[Entries from a dataset of interfaces]
↓↓↓
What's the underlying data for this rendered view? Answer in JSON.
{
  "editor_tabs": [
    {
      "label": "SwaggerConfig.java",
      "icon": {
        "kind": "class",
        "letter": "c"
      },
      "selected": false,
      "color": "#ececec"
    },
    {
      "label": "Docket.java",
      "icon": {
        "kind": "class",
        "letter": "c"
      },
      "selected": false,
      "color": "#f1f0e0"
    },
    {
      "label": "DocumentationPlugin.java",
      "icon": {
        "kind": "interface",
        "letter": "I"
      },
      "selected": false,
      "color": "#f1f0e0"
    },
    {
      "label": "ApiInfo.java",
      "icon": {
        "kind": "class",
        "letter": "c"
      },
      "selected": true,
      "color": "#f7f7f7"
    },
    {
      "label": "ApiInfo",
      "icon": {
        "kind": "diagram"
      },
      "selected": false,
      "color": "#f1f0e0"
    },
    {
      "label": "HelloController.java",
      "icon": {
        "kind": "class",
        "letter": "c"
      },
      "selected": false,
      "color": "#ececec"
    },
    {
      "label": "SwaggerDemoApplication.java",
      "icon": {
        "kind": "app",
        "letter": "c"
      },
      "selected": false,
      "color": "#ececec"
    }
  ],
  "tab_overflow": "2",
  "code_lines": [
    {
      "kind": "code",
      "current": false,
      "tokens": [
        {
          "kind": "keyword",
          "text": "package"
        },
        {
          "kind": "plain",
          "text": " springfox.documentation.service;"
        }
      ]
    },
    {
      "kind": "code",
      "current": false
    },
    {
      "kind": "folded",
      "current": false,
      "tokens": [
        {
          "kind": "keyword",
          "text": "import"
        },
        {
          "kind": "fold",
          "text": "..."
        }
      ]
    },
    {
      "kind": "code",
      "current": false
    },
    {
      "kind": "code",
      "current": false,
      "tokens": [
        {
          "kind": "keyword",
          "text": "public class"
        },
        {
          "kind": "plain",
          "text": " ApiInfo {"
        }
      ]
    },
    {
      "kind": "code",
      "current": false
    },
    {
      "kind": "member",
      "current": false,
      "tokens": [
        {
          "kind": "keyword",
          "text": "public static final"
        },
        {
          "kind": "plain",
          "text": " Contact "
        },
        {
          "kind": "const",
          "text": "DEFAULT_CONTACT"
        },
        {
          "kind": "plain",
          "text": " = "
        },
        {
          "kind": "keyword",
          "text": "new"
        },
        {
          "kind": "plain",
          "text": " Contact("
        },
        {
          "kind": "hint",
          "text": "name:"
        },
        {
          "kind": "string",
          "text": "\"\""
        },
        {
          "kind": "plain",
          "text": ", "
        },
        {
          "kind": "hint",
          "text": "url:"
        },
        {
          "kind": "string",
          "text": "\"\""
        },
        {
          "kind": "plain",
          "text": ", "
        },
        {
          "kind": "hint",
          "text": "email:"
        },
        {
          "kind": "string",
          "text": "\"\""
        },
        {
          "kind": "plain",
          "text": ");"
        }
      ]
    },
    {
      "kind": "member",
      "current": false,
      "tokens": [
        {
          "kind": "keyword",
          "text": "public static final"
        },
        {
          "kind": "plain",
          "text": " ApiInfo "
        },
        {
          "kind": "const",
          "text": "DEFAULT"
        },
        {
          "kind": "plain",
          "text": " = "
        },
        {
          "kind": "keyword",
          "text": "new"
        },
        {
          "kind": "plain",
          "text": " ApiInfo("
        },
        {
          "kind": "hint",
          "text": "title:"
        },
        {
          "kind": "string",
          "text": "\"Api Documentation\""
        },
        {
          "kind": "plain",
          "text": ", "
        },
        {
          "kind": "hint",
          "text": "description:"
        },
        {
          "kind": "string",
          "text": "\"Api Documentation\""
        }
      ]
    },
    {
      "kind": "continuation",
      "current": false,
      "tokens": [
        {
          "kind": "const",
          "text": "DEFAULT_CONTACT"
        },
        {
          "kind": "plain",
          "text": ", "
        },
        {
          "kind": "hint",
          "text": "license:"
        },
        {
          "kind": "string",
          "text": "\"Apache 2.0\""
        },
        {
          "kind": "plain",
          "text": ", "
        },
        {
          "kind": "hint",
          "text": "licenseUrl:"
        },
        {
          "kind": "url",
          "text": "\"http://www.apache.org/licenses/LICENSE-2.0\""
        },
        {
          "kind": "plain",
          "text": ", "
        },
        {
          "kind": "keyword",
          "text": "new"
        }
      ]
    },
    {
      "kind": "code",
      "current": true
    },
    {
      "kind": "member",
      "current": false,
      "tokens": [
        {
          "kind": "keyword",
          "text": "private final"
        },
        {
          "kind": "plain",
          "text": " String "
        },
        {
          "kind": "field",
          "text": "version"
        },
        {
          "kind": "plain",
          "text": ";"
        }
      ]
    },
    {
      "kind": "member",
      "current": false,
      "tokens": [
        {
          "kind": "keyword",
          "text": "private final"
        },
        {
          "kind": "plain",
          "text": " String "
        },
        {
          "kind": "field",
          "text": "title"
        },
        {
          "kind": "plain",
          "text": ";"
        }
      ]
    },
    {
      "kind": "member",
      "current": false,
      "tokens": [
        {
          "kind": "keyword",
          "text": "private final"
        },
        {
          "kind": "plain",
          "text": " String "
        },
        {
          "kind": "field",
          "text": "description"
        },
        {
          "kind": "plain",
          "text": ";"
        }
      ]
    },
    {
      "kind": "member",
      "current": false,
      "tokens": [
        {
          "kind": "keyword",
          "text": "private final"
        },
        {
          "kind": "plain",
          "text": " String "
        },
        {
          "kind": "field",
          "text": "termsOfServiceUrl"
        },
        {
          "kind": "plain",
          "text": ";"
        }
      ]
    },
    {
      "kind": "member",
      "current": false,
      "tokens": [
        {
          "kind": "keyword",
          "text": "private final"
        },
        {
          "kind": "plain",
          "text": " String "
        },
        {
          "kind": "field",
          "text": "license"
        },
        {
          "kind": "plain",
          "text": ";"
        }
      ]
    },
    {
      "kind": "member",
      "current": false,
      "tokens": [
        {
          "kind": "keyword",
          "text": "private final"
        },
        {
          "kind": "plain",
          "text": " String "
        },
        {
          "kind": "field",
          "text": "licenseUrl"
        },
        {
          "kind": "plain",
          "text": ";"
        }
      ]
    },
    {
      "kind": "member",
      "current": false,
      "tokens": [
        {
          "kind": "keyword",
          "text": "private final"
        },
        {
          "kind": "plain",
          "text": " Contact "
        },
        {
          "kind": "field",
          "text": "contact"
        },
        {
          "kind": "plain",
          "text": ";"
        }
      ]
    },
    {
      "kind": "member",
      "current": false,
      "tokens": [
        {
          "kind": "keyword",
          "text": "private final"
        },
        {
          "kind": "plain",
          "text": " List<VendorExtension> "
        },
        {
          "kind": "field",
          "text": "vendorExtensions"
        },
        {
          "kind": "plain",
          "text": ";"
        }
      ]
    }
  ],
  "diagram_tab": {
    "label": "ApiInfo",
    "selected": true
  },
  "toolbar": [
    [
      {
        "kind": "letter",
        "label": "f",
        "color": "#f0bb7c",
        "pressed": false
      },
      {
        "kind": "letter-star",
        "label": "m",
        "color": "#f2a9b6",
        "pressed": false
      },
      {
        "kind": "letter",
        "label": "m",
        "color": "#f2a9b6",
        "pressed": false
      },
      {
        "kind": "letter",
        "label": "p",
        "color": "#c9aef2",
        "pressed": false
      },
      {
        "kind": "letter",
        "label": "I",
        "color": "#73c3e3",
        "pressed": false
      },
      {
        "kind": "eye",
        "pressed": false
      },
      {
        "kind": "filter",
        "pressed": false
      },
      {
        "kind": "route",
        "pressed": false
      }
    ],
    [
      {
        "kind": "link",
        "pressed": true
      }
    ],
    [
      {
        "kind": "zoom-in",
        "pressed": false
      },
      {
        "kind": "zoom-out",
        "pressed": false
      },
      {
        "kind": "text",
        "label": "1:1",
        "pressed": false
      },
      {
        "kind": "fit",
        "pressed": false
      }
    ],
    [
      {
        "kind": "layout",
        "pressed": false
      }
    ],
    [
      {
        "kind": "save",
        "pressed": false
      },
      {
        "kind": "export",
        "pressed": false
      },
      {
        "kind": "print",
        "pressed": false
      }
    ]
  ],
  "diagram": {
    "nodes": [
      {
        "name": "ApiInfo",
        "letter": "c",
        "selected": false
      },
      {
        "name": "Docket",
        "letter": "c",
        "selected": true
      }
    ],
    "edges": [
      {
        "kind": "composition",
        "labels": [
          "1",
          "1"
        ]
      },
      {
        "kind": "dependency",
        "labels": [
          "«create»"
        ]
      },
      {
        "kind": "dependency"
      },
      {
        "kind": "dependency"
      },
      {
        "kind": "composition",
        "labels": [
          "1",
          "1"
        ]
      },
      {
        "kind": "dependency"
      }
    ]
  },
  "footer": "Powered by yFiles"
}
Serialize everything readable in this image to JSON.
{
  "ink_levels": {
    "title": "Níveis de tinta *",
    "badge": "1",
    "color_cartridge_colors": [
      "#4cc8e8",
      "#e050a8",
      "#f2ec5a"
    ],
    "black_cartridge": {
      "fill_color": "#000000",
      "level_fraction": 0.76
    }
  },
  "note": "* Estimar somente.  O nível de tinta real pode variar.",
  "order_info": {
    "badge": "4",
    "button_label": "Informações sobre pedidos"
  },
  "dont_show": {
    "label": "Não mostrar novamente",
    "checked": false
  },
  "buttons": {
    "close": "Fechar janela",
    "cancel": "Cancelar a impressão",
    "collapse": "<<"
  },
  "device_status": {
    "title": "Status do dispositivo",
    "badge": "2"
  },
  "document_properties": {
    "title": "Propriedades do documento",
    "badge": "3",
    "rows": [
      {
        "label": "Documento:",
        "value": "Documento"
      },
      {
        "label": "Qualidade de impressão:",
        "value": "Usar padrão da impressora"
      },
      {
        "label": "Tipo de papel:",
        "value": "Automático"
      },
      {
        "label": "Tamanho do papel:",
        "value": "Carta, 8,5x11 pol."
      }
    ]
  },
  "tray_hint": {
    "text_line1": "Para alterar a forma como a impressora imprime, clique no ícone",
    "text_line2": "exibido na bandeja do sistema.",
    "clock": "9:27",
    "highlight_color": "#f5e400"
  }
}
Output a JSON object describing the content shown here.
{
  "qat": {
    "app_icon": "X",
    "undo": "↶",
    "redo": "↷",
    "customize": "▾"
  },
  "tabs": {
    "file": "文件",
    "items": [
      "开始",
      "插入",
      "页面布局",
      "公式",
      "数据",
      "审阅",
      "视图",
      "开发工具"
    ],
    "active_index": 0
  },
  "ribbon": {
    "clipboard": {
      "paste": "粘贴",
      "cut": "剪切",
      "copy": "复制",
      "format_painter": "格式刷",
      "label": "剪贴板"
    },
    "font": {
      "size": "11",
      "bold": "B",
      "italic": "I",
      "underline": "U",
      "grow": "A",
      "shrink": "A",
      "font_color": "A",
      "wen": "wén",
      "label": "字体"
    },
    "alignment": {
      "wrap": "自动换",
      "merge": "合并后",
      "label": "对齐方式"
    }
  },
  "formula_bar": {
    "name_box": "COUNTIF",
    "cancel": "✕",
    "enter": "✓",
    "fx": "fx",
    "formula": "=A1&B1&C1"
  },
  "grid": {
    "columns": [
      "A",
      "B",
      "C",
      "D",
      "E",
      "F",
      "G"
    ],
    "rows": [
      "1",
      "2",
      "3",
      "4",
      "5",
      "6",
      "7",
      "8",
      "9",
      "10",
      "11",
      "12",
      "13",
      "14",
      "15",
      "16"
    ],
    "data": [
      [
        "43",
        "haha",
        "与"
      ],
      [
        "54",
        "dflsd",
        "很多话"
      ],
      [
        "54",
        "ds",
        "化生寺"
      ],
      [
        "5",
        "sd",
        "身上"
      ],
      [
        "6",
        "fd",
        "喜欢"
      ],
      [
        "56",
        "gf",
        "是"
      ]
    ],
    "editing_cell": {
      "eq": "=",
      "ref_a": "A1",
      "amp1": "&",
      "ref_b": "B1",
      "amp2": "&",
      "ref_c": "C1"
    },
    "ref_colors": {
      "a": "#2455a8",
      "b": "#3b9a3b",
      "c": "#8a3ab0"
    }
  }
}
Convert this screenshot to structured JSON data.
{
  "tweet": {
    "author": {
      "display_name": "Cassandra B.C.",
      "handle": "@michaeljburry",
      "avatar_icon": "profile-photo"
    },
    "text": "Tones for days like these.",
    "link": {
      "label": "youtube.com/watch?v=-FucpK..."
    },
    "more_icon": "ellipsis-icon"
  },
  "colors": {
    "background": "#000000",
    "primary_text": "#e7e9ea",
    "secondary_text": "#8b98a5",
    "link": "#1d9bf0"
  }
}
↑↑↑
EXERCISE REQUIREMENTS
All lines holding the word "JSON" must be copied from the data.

SOLVED EXERCISE
What's the underlying data for this rendered view? Answer in JSON.
Serialize everything readable in this image to JSON.
Output a JSON object describing the content shown here.
Convert this screenshot to structured JSON data.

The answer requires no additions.